### RECORDS TO PROCESS
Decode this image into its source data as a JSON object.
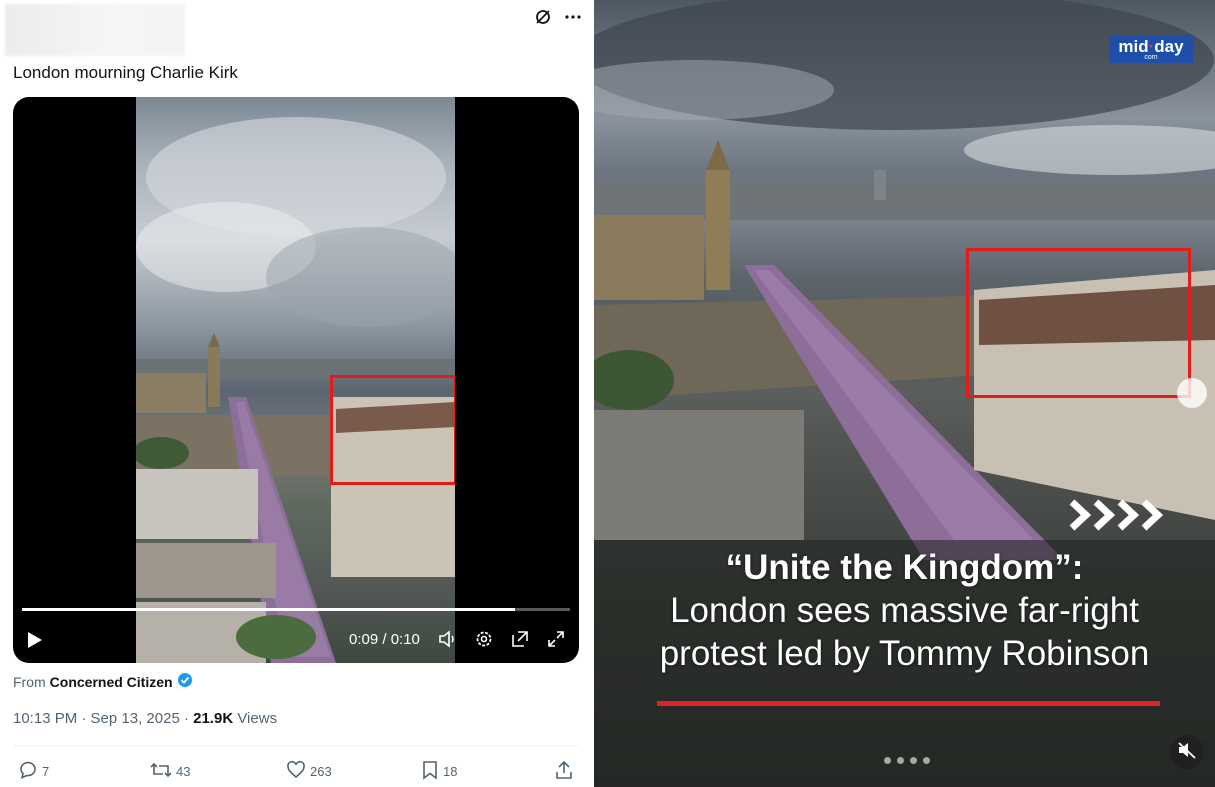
{
  "tweet": {
    "text": "London mourning Charlie Kirk",
    "video": {
      "time": "0:09 / 0:10",
      "progress": 0.9
    },
    "from_prefix": "From",
    "from_name": "Concerned Citizen",
    "timestamp": "10:13 PM · Sep 13, 2025 ·",
    "views_count": "21.9K",
    "views_label": "Views",
    "actions": {
      "replies": "7",
      "reposts": "43",
      "likes": "263",
      "bookmarks": "18"
    }
  },
  "panel": {
    "logo_main_a": "mid",
    "logo_main_dot": "·",
    "logo_main_b": "day",
    "logo_sub": "com",
    "headline_1": "“Unite the Kingdom”:",
    "headline_2": "London sees massive far-right",
    "headline_3": "protest led by Tommy Robinson"
  },
  "colors": {
    "highlight_box": "#e21b1b",
    "verified": "#1d9bf0",
    "accent_red": "#e02424"
  }
}
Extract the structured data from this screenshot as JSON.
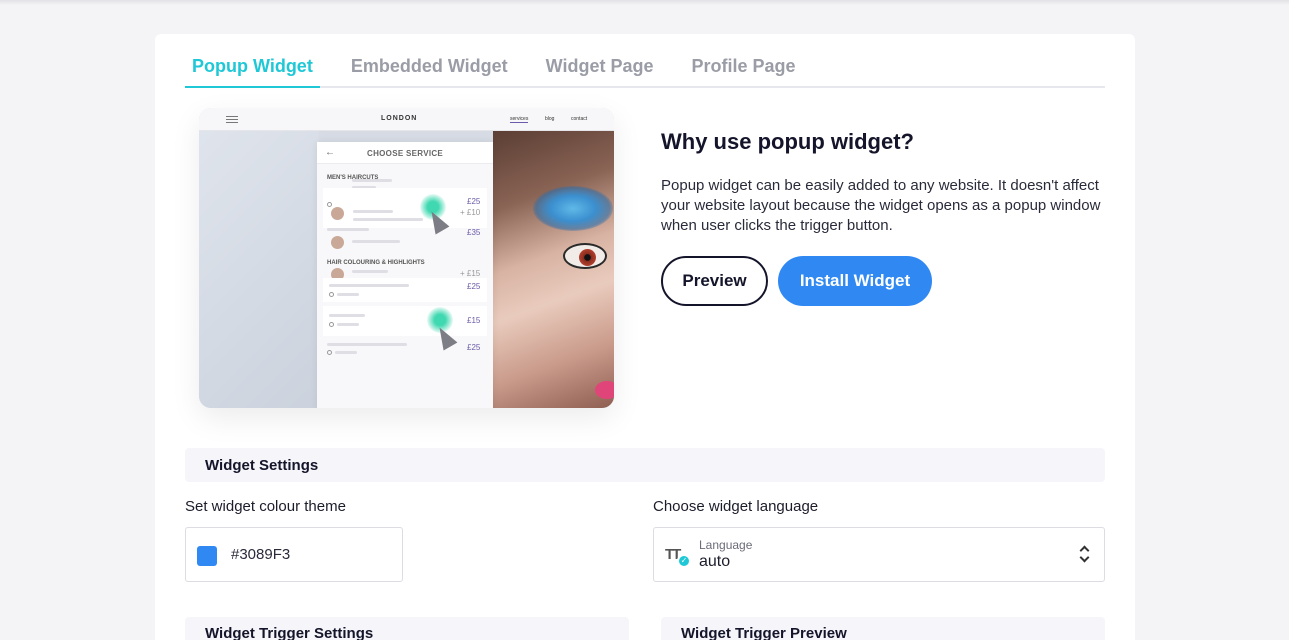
{
  "tabs": [
    "Popup Widget",
    "Embedded Widget",
    "Widget Page",
    "Profile Page"
  ],
  "preview": {
    "logo": "LONDON",
    "nav_links": [
      "services",
      "blog",
      "contact"
    ],
    "panel_title": "CHOOSE SERVICE",
    "sections": [
      "MEN'S HAIRCUTS",
      "HAIR COLOURING & HIGHLIGHTS"
    ],
    "prices": [
      "£25",
      "+ £10",
      "£35",
      "+ £15",
      "£25",
      "£15",
      "£25"
    ]
  },
  "info": {
    "title": "Why use popup widget?",
    "description": "Popup widget can be easily added to any website. It doesn't affect your website layout because the widget opens as a popup window when user clicks the trigger button.",
    "preview_label": "Preview",
    "install_label": "Install Widget"
  },
  "settings": {
    "section_title": "Widget Settings",
    "colour_label": "Set widget colour theme",
    "colour_value": "#3089F3",
    "language_label": "Choose widget language",
    "language_field_label": "Language",
    "language_value": "auto",
    "trigger_settings": "Widget Trigger Settings",
    "trigger_preview": "Widget Trigger Preview"
  },
  "colors": {
    "accent": "#1fc8d6",
    "primary": "#3089F3",
    "dark": "#14152a"
  },
  "icons": [
    "menu-icon",
    "back-arrow-icon",
    "language-icon",
    "check-icon",
    "select-arrows-icon"
  ]
}
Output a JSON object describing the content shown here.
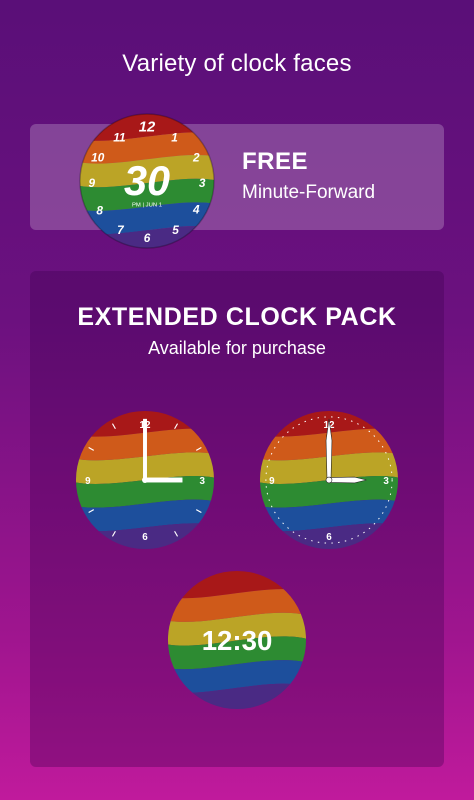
{
  "header": {
    "title": "Variety of clock faces"
  },
  "free_card": {
    "label": "FREE",
    "subtitle": "Minute-Forward",
    "clock": {
      "big_minutes": "30",
      "small_info": "PM | JUN 1",
      "numerals": [
        "12",
        "1",
        "2",
        "3",
        "4",
        "5",
        "6",
        "7",
        "8",
        "9",
        "10",
        "11"
      ]
    }
  },
  "extended_card": {
    "title": "EXTENDED CLOCK PACK",
    "subtitle": "Available for purchase",
    "analog_numerals": [
      "12",
      "3",
      "6",
      "9"
    ],
    "digital_time": "12:30"
  },
  "colors": {
    "rainbow": [
      "#a81818",
      "#cf5a1a",
      "#bba426",
      "#2d8b32",
      "#1d4f9c",
      "#4a2a84"
    ],
    "background_top": "#5a0f78",
    "background_bottom": "#c01a9c"
  }
}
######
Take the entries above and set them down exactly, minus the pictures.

### [ANSWER TO THE EXERCISE]
Decode this image into its source data as a JSON object.
{
  "tweet": {
    "text": "London mourning Charlie Kirk",
    "video": {
      "time": "0:09 / 0:10",
      "progress": 0.9
    },
    "from_prefix": "From",
    "from_name": "Concerned Citizen",
    "timestamp": "10:13 PM · Sep 13, 2025 ·",
    "views_count": "21.9K",
    "views_label": "Views",
    "actions": {
      "replies": "7",
      "reposts": "43",
      "likes": "263",
      "bookmarks": "18"
    }
  },
  "panel": {
    "logo_main_a": "mid",
    "logo_main_dot": "·",
    "logo_main_b": "day",
    "logo_sub": "com",
    "headline_1": "“Unite the Kingdom”:",
    "headline_2": "London sees massive far-right",
    "headline_3": "protest led by Tommy Robinson"
  },
  "colors": {
    "highlight_box": "#e21b1b",
    "verified": "#1d9bf0",
    "accent_red": "#e02424"
  }
}
Extract the structured data from this screenshot as JSON.
{
  "tabs": [
    "Popup Widget",
    "Embedded Widget",
    "Widget Page",
    "Profile Page"
  ],
  "preview": {
    "logo": "LONDON",
    "nav_links": [
      "services",
      "blog",
      "contact"
    ],
    "panel_title": "CHOOSE SERVICE",
    "sections": [
      "MEN'S HAIRCUTS",
      "HAIR COLOURING & HIGHLIGHTS"
    ],
    "prices": [
      "£25",
      "+ £10",
      "£35",
      "+ £15",
      "£25",
      "£15",
      "£25"
    ]
  },
  "info": {
    "title": "Why use popup widget?",
    "description": "Popup widget can be easily added to any website. It doesn't affect your website layout because the widget opens as a popup window when user clicks the trigger button.",
    "preview_label": "Preview",
    "install_label": "Install Widget"
  },
  "settings": {
    "section_title": "Widget Settings",
    "colour_label": "Set widget colour theme",
    "colour_value": "#3089F3",
    "language_label": "Choose widget language",
    "language_field_label": "Language",
    "language_value": "auto",
    "trigger_settings": "Widget Trigger Settings",
    "trigger_preview": "Widget Trigger Preview"
  },
  "colors": {
    "accent": "#1fc8d6",
    "primary": "#3089F3",
    "dark": "#14152a"
  },
  "icons": [
    "menu-icon",
    "back-arrow-icon",
    "language-icon",
    "check-icon",
    "select-arrows-icon"
  ]
}
Output a JSON object describing the content shown here.
{
  "header": {
    "title": "Variety of clock faces"
  },
  "free_card": {
    "label": "FREE",
    "subtitle": "Minute-Forward",
    "clock": {
      "big_minutes": "30",
      "small_info": "PM | JUN 1",
      "numerals": [
        "12",
        "1",
        "2",
        "3",
        "4",
        "5",
        "6",
        "7",
        "8",
        "9",
        "10",
        "11"
      ]
    }
  },
  "extended_card": {
    "title": "EXTENDED CLOCK PACK",
    "subtitle": "Available for purchase",
    "analog_numerals": [
      "12",
      "3",
      "6",
      "9"
    ],
    "digital_time": "12:30"
  },
  "colors": {
    "rainbow": [
      "#a81818",
      "#cf5a1a",
      "#bba426",
      "#2d8b32",
      "#1d4f9c",
      "#4a2a84"
    ],
    "background_top": "#5a0f78",
    "background_bottom": "#c01a9c"
  }
}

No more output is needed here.